By Dr. Sophia Visanji
You may have heard these complaints before, “My eyes have been burning lately.” “They just won’t stop tearing. People will ask me if I’m crying.” “They feel sandy, like something is in them.” “Oh, I can’t wear contact lenses! My eyes are so dry!”
Dry eye syndrome (DES) is one of the most common medical diagnoses amongst eyecare professionals today, arguably more than ever before given that we are living in a digital era where we spend most of our time on devices such as computers, phones and tablets.
WHAT IS DRY EYE SYNDROME?
Dry Eye Syndrome occurs when a patient’s natural tears aren’t providing adequate lubrication for the ocular surface, either due to decreased tear production, increased tear evaporation or an imbalance in the makeup of their tears. Tears consist of 3 unique layers: the innermost layer being mucous, then water and oil on the outermost layer. Their purpose is to create a smooth and clear surface that helps protect their eyes from infection. This is why having dry eyes can pose a risk to your patient’s ocular health, as it increases the risk of eye infections.

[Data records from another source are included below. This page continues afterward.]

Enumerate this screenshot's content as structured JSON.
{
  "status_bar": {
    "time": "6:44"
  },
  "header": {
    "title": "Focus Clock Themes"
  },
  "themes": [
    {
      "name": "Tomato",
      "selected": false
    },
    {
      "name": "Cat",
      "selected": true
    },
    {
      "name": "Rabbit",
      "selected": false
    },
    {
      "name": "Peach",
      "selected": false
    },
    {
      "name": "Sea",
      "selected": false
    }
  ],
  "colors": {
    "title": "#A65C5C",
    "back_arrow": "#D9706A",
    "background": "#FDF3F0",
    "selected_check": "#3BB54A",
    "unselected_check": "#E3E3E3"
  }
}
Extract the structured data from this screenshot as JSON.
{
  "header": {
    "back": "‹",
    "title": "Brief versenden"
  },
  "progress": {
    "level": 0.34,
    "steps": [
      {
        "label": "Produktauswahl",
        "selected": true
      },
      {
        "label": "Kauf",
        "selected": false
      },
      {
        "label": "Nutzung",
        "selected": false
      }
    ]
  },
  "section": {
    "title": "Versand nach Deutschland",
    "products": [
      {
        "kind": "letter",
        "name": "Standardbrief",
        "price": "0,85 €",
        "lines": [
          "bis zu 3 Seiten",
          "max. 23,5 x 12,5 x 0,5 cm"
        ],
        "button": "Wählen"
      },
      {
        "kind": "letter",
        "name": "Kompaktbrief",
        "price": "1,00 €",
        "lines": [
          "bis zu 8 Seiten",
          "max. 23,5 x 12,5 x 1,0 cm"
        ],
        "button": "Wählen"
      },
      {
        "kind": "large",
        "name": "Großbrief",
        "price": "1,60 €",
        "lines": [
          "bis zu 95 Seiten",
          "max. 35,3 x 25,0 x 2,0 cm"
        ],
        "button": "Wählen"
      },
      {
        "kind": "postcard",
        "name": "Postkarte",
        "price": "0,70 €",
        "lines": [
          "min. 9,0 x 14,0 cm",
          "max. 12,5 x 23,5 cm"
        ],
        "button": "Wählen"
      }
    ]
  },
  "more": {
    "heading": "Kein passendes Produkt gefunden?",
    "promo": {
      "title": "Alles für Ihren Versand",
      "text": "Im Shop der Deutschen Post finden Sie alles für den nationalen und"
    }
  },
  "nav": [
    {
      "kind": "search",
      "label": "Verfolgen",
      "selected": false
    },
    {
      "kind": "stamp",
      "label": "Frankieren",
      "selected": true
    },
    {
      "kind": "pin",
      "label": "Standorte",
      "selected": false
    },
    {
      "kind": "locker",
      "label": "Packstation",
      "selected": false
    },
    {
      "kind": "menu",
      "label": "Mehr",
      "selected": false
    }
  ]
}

Furthermore, damage to the surface of their eyes can increase the prevalence of ocular inflammation and corneal abrasions, which can lead to corneal ulcers and vision problems; all of which can decrease quality of life. The risk factors are vast, so it is usually difficult to pinpoint the exact etiology of the condition.
Increased age, typically patients over the age of 50, are at greater risk to develop this problem due to a decrease in their tear production as they get older.

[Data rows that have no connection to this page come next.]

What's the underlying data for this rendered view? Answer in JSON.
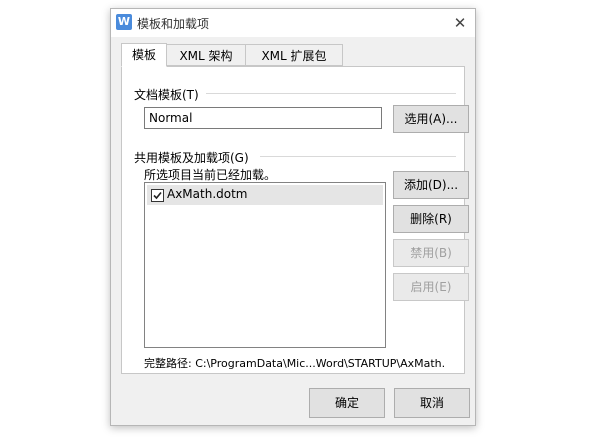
{
  "window": {
    "title": "模板和加载项",
    "app_icon_letter": "W",
    "close_glyph": "✕"
  },
  "tabs": [
    {
      "label": "模板"
    },
    {
      "label": "XML 架构"
    },
    {
      "label": "XML 扩展包"
    }
  ],
  "document_template": {
    "group_title": "文档模板(T)",
    "value": "Normal",
    "choose_label": "选用(A)..."
  },
  "global_templates": {
    "group_title": "共用模板及加载项(G)",
    "note": "所选项目当前已经加载。",
    "items": [
      {
        "label": "AxMath.dotm",
        "checked": true
      }
    ],
    "buttons": {
      "add": "添加(D)...",
      "remove": "删除(R)",
      "disable": "禁用(B)",
      "enable": "启用(E)"
    },
    "full_path_label": "完整路径:",
    "full_path_value": "C:\\ProgramData\\Mic...Word\\STARTUP\\AxMath."
  },
  "footer": {
    "ok": "确定",
    "cancel": "取消"
  },
  "colors": {
    "dialog_bg": "#f0f0f0",
    "panel_bg": "#ffffff",
    "selection_bg": "#e5e5e5",
    "app_icon": "#4a8bdc"
  }
}
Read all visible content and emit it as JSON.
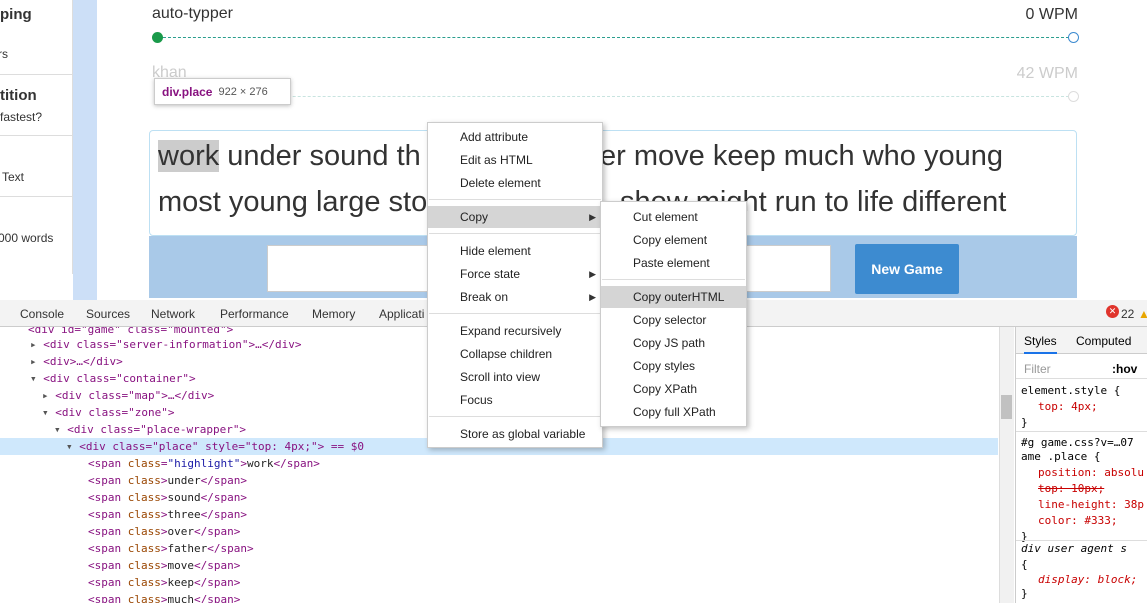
{
  "sidebar": {
    "items": [
      "ping",
      "rs",
      "tition",
      "fastest?",
      "Text",
      "000 words"
    ]
  },
  "race": {
    "racers": [
      {
        "name": "auto-typper",
        "wpm": "0 WPM"
      },
      {
        "name": "khan",
        "wpm": "42 WPM"
      }
    ],
    "text_line1_highlight": "work",
    "text_line1_rest": " under sound th",
    "text_line1_tail": "er move keep much who young",
    "text_line2_head": "most young large sto",
    "text_line2_tail": "show might run to life different",
    "new_game_label": "New Game"
  },
  "tooltip": {
    "selector": "div.place",
    "size": "922 × 276"
  },
  "devtools": {
    "tabs": [
      "Console",
      "Sources",
      "Network",
      "Performance",
      "Memory",
      "Applicati"
    ],
    "errors": "22",
    "dom_lines": [
      "<div id=\"game\" class=\"mounted\">",
      "<div class=\"server-information\">…</div>",
      "<div>…</div>",
      "<div class=\"container\">",
      "<div class=\"map\">…</div>",
      "<div class=\"zone\">",
      "<div class=\"place-wrapper\">",
      "<div class=\"place\" style=\"top: 4px;\"> == $0"
    ],
    "spans": [
      "work",
      "under",
      "sound",
      "three",
      "over",
      "father",
      "move",
      "keep",
      "much"
    ],
    "styles_tabs": [
      "Styles",
      "Computed"
    ],
    "filter_placeholder": "Filter",
    "hov": ":hov",
    "style_lines": [
      "element.style {",
      "top: 4px;",
      "}",
      "#g  game.css?v=…07",
      "ame .place {",
      "position: absolu",
      "top: 10px;",
      "line-height: 38p",
      "color: #333;",
      "}",
      "div   user agent s",
      "{",
      "display: block;",
      "}"
    ]
  },
  "context_menu": {
    "items": [
      "Add attribute",
      "Edit as HTML",
      "Delete element",
      "Copy",
      "Hide element",
      "Force state",
      "Break on",
      "Expand recursively",
      "Collapse children",
      "Scroll into view",
      "Focus",
      "Store as global variable"
    ]
  },
  "copy_submenu": {
    "items": [
      "Cut element",
      "Copy element",
      "Paste element",
      "Copy outerHTML",
      "Copy selector",
      "Copy JS path",
      "Copy styles",
      "Copy XPath",
      "Copy full XPath"
    ]
  },
  "colors": {
    "accent": "#3d8bd0",
    "progress": "#2b9e8e",
    "tag": "#881280"
  }
}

Women are more susceptible to get dry eye symptoms due to hormonal changes, pregnancy, the use of birth control pills and menopause. Check out our previous blog by Dr. Visanji to help pregnant patients with their ocular issues.

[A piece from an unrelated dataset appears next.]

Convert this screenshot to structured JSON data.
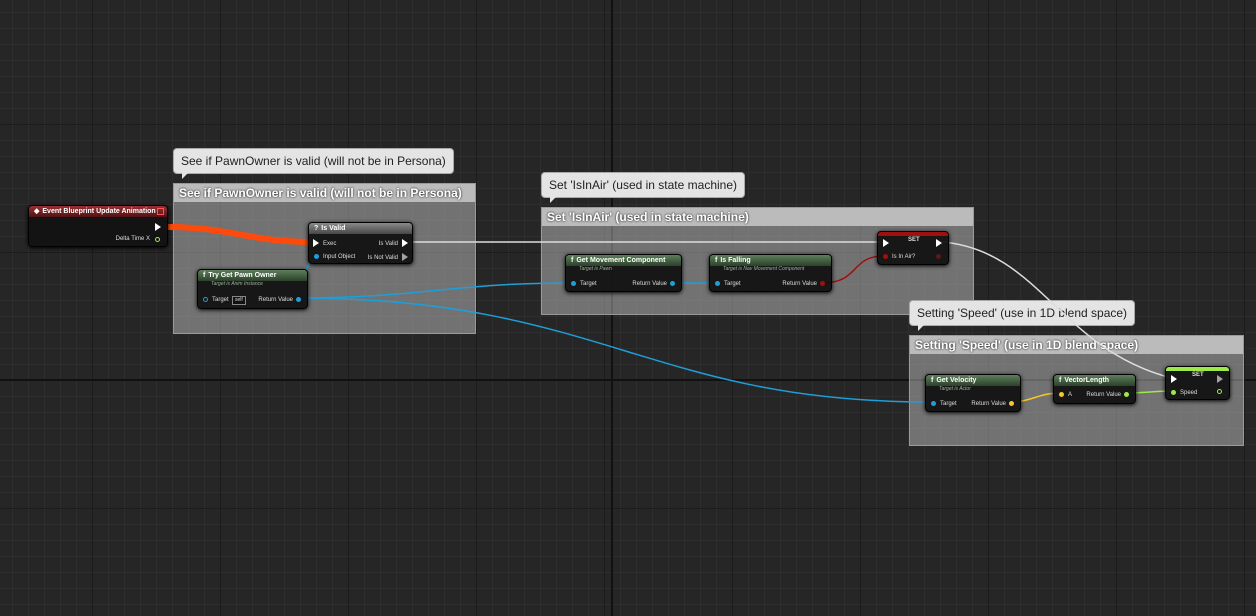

Environmental factors such as frequent flying, air-conditioners, heaters and increased screen time on digital devices due to not blinking frequently enough can also contribute.
Contact lens wearers usually complain of dry eye symptoms with prolonged use of lenses. Those that use biweekly or monthly lenses are usually more at risk for dry eye syndrome, so I often recommend daily lens use for these patients.
Patients with systemic health conditions such as diabetes, thyroid disease, lupus, rheumatoid arthritis and Sjogren’s syndrome as well as the use of certain medications such as antihistamines, antidepressants, hypertension meds and birth control pills can also increase their risk of dry eye symptoms.
TREATMENT AND PREVENTION
So how do we treat this very common condition in our patients, and more importantly, how can we prevent dry eye syndrome from affecting their lives? As an Optometrist, my first line of treatment is usually artificial tears. The brands I often recommend include Blink, Refresh and Systane and can be purchased over the counter. Another option that I often suggest to my patients is the insertion of punctal plugs in the lower puncta of both eyes. The plug essential acts like a bath- stopper of sorts that allows the patient’s tears to stay on the ocular surface much longer. A non-permanent punctal plug usually lasts around 3 months and is then replaced by their Doctor. My last line of treatment is usually prescription dry eye drops such as Xiidra or Restasis. Speak with your patients who suffer from chronic dry eye symptoms about what course of action is best for them.
There are preventative measures you can recommend to your patients on how to prevent dry eyes symptoms.
Remind your patients to book an exam with their Optometrist to assess the prevalence of dry eye syndrome and to determine which treatment is the best option for them.